(Extracted records)
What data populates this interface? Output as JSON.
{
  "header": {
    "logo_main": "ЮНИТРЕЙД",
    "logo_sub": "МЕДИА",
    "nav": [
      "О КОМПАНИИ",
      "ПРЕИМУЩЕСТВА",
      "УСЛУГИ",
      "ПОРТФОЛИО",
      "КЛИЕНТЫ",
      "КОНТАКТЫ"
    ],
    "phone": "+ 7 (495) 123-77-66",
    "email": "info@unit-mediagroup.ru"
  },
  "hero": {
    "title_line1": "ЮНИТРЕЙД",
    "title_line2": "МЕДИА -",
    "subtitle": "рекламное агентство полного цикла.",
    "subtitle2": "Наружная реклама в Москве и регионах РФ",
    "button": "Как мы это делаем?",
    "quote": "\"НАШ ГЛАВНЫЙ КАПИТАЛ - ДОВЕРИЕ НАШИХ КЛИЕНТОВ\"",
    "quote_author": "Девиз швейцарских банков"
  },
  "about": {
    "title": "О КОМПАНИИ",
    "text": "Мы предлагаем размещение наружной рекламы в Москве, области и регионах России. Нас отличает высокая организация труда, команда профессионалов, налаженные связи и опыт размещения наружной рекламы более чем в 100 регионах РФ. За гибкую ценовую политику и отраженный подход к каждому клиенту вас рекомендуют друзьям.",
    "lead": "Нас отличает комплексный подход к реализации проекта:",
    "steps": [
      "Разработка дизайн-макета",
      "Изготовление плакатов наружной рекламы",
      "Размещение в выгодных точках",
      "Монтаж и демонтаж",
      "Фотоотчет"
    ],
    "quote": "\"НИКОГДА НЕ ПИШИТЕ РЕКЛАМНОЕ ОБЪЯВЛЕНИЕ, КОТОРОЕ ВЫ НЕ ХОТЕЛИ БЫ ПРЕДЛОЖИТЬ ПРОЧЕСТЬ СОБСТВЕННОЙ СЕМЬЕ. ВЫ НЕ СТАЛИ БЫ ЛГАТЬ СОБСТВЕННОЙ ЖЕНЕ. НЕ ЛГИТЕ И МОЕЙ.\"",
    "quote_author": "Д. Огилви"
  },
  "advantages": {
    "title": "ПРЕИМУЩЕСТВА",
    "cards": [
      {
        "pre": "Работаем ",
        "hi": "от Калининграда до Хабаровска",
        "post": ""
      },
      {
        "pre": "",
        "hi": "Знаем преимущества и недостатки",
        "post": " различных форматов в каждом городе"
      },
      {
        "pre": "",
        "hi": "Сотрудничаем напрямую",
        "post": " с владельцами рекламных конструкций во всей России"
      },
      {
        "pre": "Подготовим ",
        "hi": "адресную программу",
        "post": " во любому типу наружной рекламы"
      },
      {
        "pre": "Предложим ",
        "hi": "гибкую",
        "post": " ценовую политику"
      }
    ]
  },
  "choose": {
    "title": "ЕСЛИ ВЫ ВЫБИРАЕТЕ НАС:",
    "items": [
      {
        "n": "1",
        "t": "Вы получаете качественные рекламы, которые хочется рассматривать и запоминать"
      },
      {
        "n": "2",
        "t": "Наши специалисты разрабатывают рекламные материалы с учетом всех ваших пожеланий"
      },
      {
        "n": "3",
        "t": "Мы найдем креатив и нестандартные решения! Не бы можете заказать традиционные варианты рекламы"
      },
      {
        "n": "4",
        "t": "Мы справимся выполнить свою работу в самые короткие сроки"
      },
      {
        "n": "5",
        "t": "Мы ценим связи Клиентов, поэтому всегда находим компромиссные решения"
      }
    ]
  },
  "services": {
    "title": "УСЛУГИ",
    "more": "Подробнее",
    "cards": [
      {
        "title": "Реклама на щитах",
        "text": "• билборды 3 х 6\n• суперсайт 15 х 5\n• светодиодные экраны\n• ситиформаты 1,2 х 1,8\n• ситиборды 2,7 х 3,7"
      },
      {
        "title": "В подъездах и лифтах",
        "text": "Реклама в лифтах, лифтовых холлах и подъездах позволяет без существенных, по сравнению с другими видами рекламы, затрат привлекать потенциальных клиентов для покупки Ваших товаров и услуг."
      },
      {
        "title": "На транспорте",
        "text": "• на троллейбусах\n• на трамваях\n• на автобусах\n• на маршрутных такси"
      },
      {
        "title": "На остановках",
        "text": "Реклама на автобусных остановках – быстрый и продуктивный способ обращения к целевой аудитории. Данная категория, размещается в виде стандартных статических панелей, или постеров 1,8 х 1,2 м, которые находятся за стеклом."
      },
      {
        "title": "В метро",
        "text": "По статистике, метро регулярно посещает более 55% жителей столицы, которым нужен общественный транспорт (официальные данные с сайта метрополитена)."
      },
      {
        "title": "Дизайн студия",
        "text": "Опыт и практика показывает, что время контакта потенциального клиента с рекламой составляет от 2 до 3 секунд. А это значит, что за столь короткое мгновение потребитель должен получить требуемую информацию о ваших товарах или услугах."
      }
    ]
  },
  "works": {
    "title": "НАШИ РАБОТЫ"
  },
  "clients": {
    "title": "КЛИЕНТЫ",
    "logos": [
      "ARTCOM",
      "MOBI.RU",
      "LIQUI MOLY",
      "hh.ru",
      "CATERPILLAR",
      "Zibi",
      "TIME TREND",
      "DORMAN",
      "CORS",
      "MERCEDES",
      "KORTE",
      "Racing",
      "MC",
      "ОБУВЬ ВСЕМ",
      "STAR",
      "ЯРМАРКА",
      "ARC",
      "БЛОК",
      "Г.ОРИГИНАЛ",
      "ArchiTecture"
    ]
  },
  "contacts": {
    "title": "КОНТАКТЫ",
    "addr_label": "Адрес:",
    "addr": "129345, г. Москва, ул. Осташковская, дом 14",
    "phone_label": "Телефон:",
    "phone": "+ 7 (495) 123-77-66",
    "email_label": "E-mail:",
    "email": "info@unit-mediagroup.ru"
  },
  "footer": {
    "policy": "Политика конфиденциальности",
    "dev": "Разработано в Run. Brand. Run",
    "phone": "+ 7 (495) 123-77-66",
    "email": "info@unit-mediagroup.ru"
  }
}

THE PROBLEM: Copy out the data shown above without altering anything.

WORKED SOLUTION:
What data populates this interface? Output as JSON.
{
  "header": {
    "logo_main": "ЮНИТРЕЙД",
    "logo_sub": "МЕДИА",
    "nav": [
      "О КОМПАНИИ",
      "ПРЕИМУЩЕСТВА",
      "УСЛУГИ",
      "ПОРТФОЛИО",
      "КЛИЕНТЫ",
      "КОНТАКТЫ"
    ],
    "phone": "+ 7 (495) 123-77-66",
    "email": "info@unit-mediagroup.ru"
  },
  "hero": {
    "title_line1": "ЮНИТРЕЙД",
    "title_line2": "МЕДИА -",
    "subtitle": "рекламное агентство полного цикла.",
    "subtitle2": "Наружная реклама в Москве и регионах РФ",
    "button": "Как мы это делаем?",
    "quote": "\"НАШ ГЛАВНЫЙ КАПИТАЛ - ДОВЕРИЕ НАШИХ КЛИЕНТОВ\"",
    "quote_author": "Девиз швейцарских банков"
  },
  "about": {
    "title": "О КОМПАНИИ",
    "text": "Мы предлагаем размещение наружной рекламы в Москве, области и регионах России. Нас отличает высокая организация труда, команда профессионалов, налаженные связи и опыт размещения наружной рекламы более чем в 100 регионах РФ. За гибкую ценовую политику и отраженный подход к каждому клиенту вас рекомендуют друзьям.",
    "lead": "Нас отличает комплексный подход к реализации проекта:",
    "steps": [
      "Разработка дизайн-макета",
      "Изготовление плакатов наружной рекламы",
      "Размещение в выгодных точках",
      "Монтаж и демонтаж",
      "Фотоотчет"
    ],
    "quote": "\"НИКОГДА НЕ ПИШИТЕ РЕКЛАМНОЕ ОБЪЯВЛЕНИЕ, КОТОРОЕ ВЫ НЕ ХОТЕЛИ БЫ ПРЕДЛОЖИТЬ ПРОЧЕСТЬ СОБСТВЕННОЙ СЕМЬЕ. ВЫ НЕ СТАЛИ БЫ ЛГАТЬ СОБСТВЕННОЙ ЖЕНЕ. НЕ ЛГИТЕ И МОЕЙ.\"",
    "quote_author": "Д. Огилви"
  },
  "advantages": {
    "title": "ПРЕИМУЩЕСТВА",
    "cards": [
      {
        "pre": "Работаем ",
        "hi": "от Калининграда до Хабаровска",
        "post": ""
      },
      {
        "pre": "",
        "hi": "Знаем преимущества и недостатки",
        "post": " различных форматов в каждом городе"
      },
      {
        "pre": "",
        "hi": "Сотрудничаем напрямую",
        "post": " с владельцами рекламных конструкций во всей России"
      },
      {
        "pre": "Подготовим ",
        "hi": "адресную программу",
        "post": " во любому типу наружной рекламы"
      },
      {
        "pre": "Предложим ",
        "hi": "гибкую",
        "post": " ценовую политику"
      }
    ]
  },
  "choose": {
    "title": "ЕСЛИ ВЫ ВЫБИРАЕТЕ НАС:",
    "items": [
      {
        "n": "1",
        "t": "Вы получаете качественные рекламы, которые хочется рассматривать и запоминать"
      },
      {
        "n": "2",
        "t": "Наши специалисты разрабатывают рекламные материалы с учетом всех ваших пожеланий"
      },
      {
        "n": "3",
        "t": "Мы найдем креатив и нестандартные решения! Не бы можете заказать традиционные варианты рекламы"
      },
      {
        "n": "4",
        "t": "Мы справимся выполнить свою работу в самые короткие сроки"
      },
      {
        "n": "5",
        "t": "Мы ценим связи Клиентов, поэтому всегда находим компромиссные решения"
      }
    ]
  },
  "services": {
    "title": "УСЛУГИ",
    "more": "Подробнее",
    "cards": [
      {
        "title": "Реклама на щитах",
        "text": "• билборды 3 х 6\n• суперсайт 15 х 5\n• светодиодные экраны\n• ситиформаты 1,2 х 1,8\n• ситиборды 2,7 х 3,7"
      },
      {
        "title": "В подъездах и лифтах",
        "text": "Реклама в лифтах, лифтовых холлах и подъездах позволяет без существенных, по сравнению с другими видами рекламы, затрат привлекать потенциальных клиентов для покупки Ваших товаров и услуг."
      },
      {
        "title": "На транспорте",
        "text": "• на троллейбусах\n• на трамваях\n• на автобусах\n• на маршрутных такси"
      },
      {
        "title": "На остановках",
        "text": "Реклама на автобусных остановках – быстрый и продуктивный способ обращения к целевой аудитории. Данная категория, размещается в виде стандартных статических панелей, или постеров 1,8 х 1,2 м, которые находятся за стеклом."
      },
      {
        "title": "В метро",
        "text": "По статистике, метро регулярно посещает более 55% жителей столицы, которым нужен общественный транспорт (официальные данные с сайта метрополитена)."
      },
      {
        "title": "Дизайн студия",
        "text": "Опыт и практика показывает, что время контакта потенциального клиента с рекламой составляет от 2 до 3 секунд. А это значит, что за столь короткое мгновение потребитель должен получить требуемую информацию о ваших товарах или услугах."
      }
    ]
  },
  "works": {
    "title": "НАШИ РАБОТЫ"
  },
  "clients": {
    "title": "КЛИЕНТЫ",
    "logos": [
      "ARTCOM",
      "MOBI.RU",
      "LIQUI MOLY",
      "hh.ru",
      "CATERPILLAR",
      "Zibi",
      "TIME TREND",
      "DORMAN",
      "CORS",
      "MERCEDES",
      "KORTE",
      "Racing",
      "MC",
      "ОБУВЬ ВСЕМ",
      "STAR",
      "ЯРМАРКА",
      "ARC",
      "БЛОК",
      "Г.ОРИГИНАЛ",
      "ArchiTecture"
    ]
  },
  "contacts": {
    "title": "КОНТАКТЫ",
    "addr_label": "Адрес:",
    "addr": "129345, г. Москва, ул. Осташковская, дом 14",
    "phone_label": "Телефон:",
    "phone": "+ 7 (495) 123-77-66",
    "email_label": "E-mail:",
    "email": "info@unit-mediagroup.ru"
  },
  "footer": {
    "policy": "Политика конфиденциальности",
    "dev": "Разработано в Run. Brand. Run",
    "phone": "+ 7 (495) 123-77-66",
    "email": "info@unit-mediagroup.ru"
  }
}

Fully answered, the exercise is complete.